Are the books which

receive accolades from the Children's Book Council of Australia from a small gene pool? It is an interesting question. I had never thought of it that way until someone left a comment to that effect yesterday. Then I realised that some writers do appear not once, but many times. They may not win on each occasion but they appear in the Highly Commended and Commended. The change comes gradually over the years. Brinsmead, Spence, Chauncy, Wrightson, Southall and Thiele all appear more than once. Occasionally there will be an interloper such as Manley's "The Plum Rain Scroll". The above mentioned authors though were all part of the great surge of literature for children in the 60's and 70's. They still appear in the 80's although there are some new authors such as Gillian Rubinstein, Robin Klein and Victor Kelleher. In the 90's we suddenly have Isobelle Carmody, Gary Crew, Melina Marchetta, Emily Rodda, Sonya Hartnett and Catherine Jinks. Some of these continue into this century although the awards are now organised in a slightly different way.
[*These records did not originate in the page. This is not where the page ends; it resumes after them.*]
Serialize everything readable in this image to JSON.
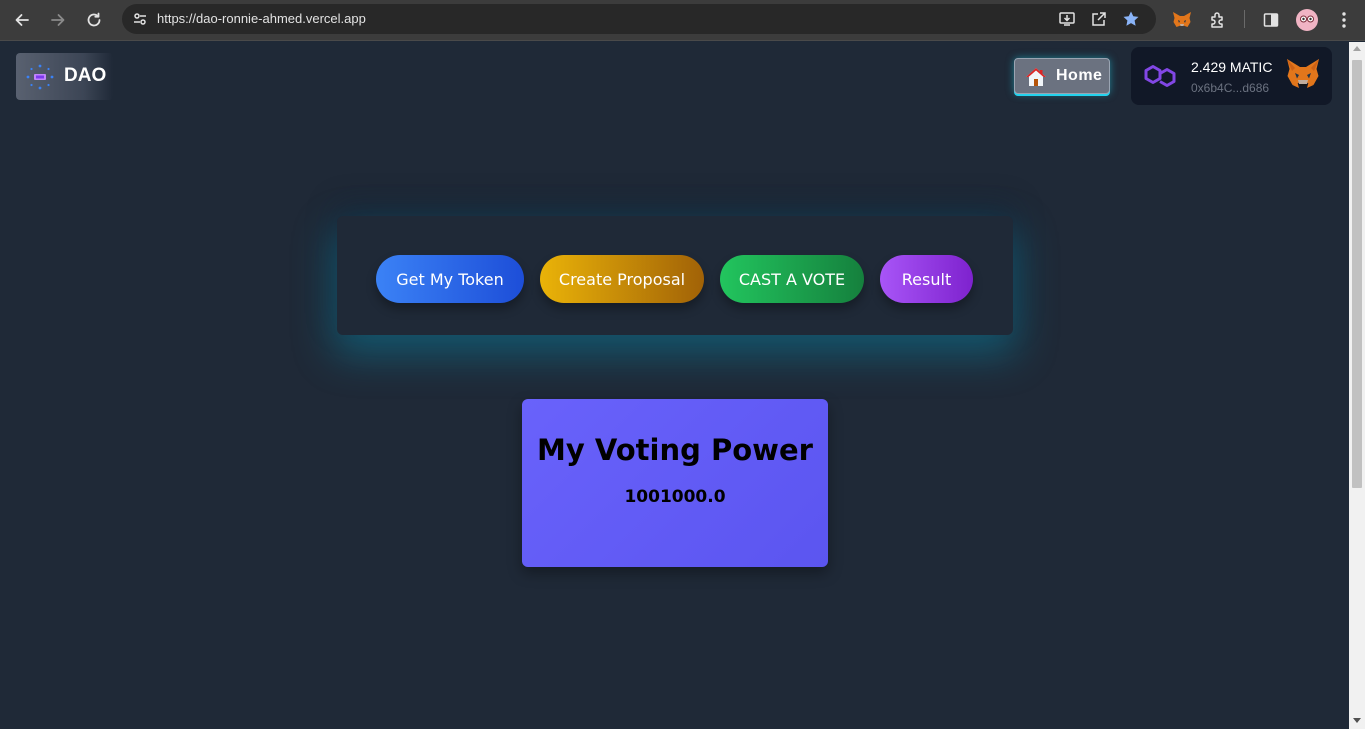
{
  "browser": {
    "url": "https://dao-ronnie-ahmed.vercel.app"
  },
  "header": {
    "logo_text": "DAO",
    "home_label": "Home"
  },
  "wallet": {
    "balance": "2.429 MATIC",
    "address": "0x6b4C...d686"
  },
  "actions": {
    "get_token": "Get My Token",
    "create_proposal": "Create Proposal",
    "cast_vote": "CAST A VOTE",
    "result": "Result"
  },
  "voting_power": {
    "title": "My Voting Power",
    "value": "1001000.0"
  },
  "colors": {
    "page_bg": "#1f2937",
    "token_button": "#3b82f6",
    "proposal_button": "#eab308",
    "vote_button": "#22c55e",
    "result_button": "#a855f7",
    "power_card": "#6962fb",
    "card_glow": "#0891b2"
  },
  "icons": [
    "back-arrow-icon",
    "forward-arrow-icon",
    "reload-icon",
    "site-settings-icon",
    "install-app-icon",
    "share-icon",
    "bookmark-star-icon",
    "metamask-extension-icon",
    "extensions-puzzle-icon",
    "side-panel-icon",
    "profile-avatar-icon",
    "more-menu-icon",
    "dao-logo-icon",
    "house-icon",
    "polygon-icon",
    "metamask-fox-icon"
  ]
}
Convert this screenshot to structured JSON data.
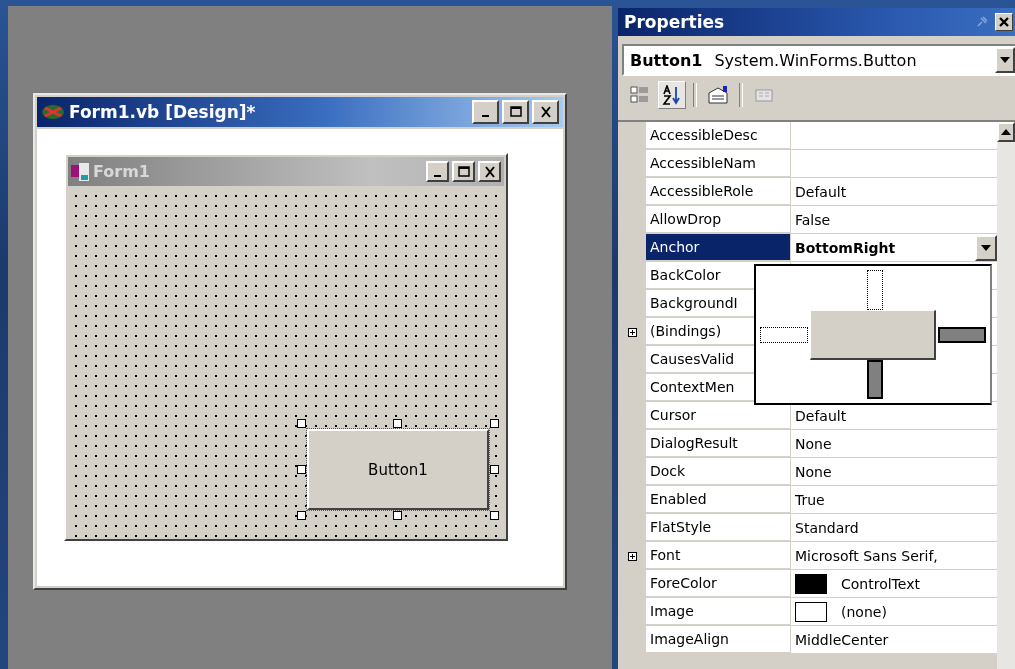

If an author appears once on the list however there is a good chance they will appear again. I am not sure what this suggests. Is it really because there is only a limited gene pool? I doubt that. Is it because publishers tend to go with authors they already know? There may be something in that. Is it because some writers appeal more than others to those responsible for selectiion? Do personalities come into it? No doubt they do -and probably always will. Award selection has to be subjective. There must be other good books out there that simply do not get selected, that slip by unnoticed. I suspect some get lost altogether.


Anonymous said...

Sorry Cat that was me - forgot to put my name on the end. I think it suggests there is a limited pool of writers from which to choose and that some good writers have no chance of publication, let alone prizes. That has to be true anywhere but it becomes noticeable when the population of writers is much smaller. In the USA or the UK there are hundreds, if not thousands more books published - and therefore to choose from.
I have not looked but are there multiple repeats of authors on the Carnegie or Newbery lists? Ros

Caroline said...

I wonder whether it might also be a money thing. Often to enter an award, the publisher has to pay quite a lot of money. That would automatically rule out lots of potential authors.

Look what the publisher needs to contribute to enter a book for the Booker prize.

a) to contribute £5,000 towards general publicity if the book reaches the shortlist.

b) to contribute a further £5,000 if the book wins the prize.

Anonymous said...

As far as I know there is no financial contribution required of publishing companies for the CBCA awards. Chris

Talei said...

Interesting. It would be wonderful to have a variety of books in general methinks.